Observation of sand packs after the experiments indicates the tendency for steam channeling in the vertical direction around the upper thermocouple. Since the upper thermocouple was inserted after the sand packing operation by pressing and rotation, steam could be passed through these channels without entering the all pores in the porous media. The average oil recovery by conventional pure steam injection, steam-alkali solution 4.0 wt% injection, and steam-alkali solution 8.0 wt% are 8%, 3% and 5.5% OOIP (original oil in place), respectively. This indicates that although the oil recovery in conventional pure steam injection was maximum, increasing the alkali concentration in the aqueous solution from 4% to 8% has caused the improvement in the recovery.
The theoretical and practical information is supported by the experimental examples to evaluate the performance of different steam-alkali flooding strategies with Borax in heavy oil reservoirs of Bati Raman. This study also examines the challenges of steam-alkali flooding in extremely heavy oil reservoirs and explains that the pure steam injection is preferred due the insufficient change in interfacial tension during Borax injection process.
Enhanced oil recovery (EOR) from heavy oil reservoirs is challenging. The higher viscosity of oil in such reservoirs, add more challenges and severe the difficulties during any EOR method (i.e. high mobility ratio, inadequate sweep, reservoir heterogeneity) compared to that of EOR from light oil reservoirs. Foam has gained interest as one of the EOR methods especially for challenging and heterogeneous reservoirs containing light oil. However, the foam and especially polymer enhanced foam (PEF) potential for heavy oil recovery is less studied.
The current study aims to evaluate the performance of CO2 foam and CO2 PEF during heavy oil recovery from both unconsolidated (i.e. sandpack) and consolidate (rock sample) porous media with the help of fluid flow experiments. The injection pressure profile, oil recovery, and CO2 gas production were monitored and recorded to analyze and compare the performance of CO2 foam and PEF for heavy oil recovery. A visual sandpack made of glass column and a core-flood system capable of measuring the pressure at different sections of the core were used in this study. Homogenous and fractured sandstone core samples, as well as a fractured carbonate core sample, were selected for the core-flood study.
Static stability results revealed slower liquid drainage and collapse rates for PEF compared to that of foam even in the presence of heavy crude oil. The addition of polymer significantly improved the performance of CO2 foam flooding during heavy oil recovery in dynamic experiments. This result was inferred from faster propagation rate, higher dynamic stability, and higher oil recovery of CO2 PEF over CO2 foam injection.

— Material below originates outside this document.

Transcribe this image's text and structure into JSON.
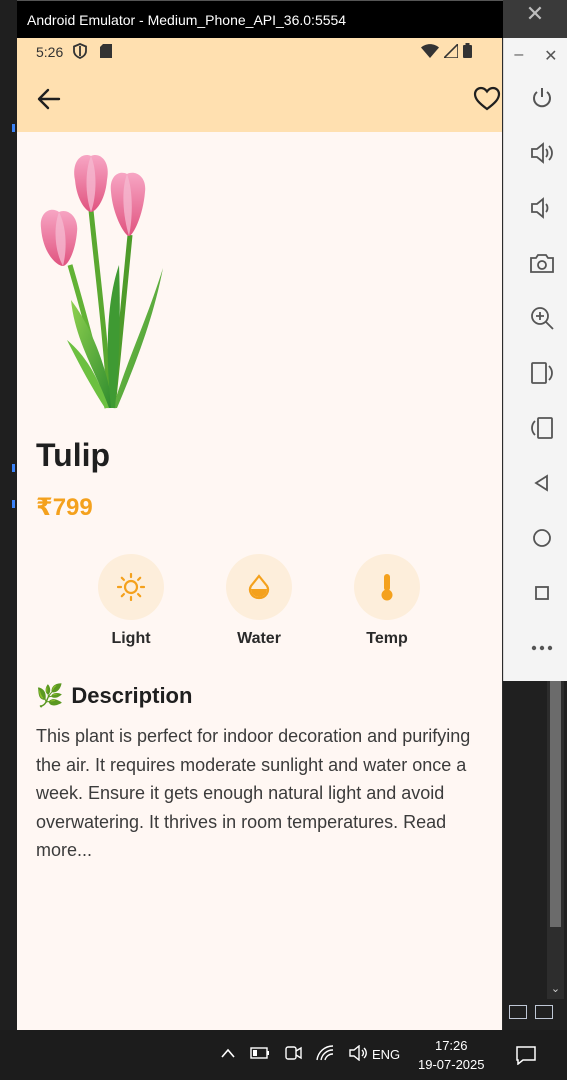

Moreover, the visual analysis demonstrated more stable frontal displacement and higher sweep efficiency of PEF compared to the conventional foam flooding. In the fractured porous media, additional heavy oil recovery was obtained by liquid diversion into the matrix area rather than gas diversion inferred from pressure profile and gas production data.
The results obtained from this study show that CO2 PEF could significantly improve the heavy oil recovery and CO2 sequestration, especially in homogeneous porous media.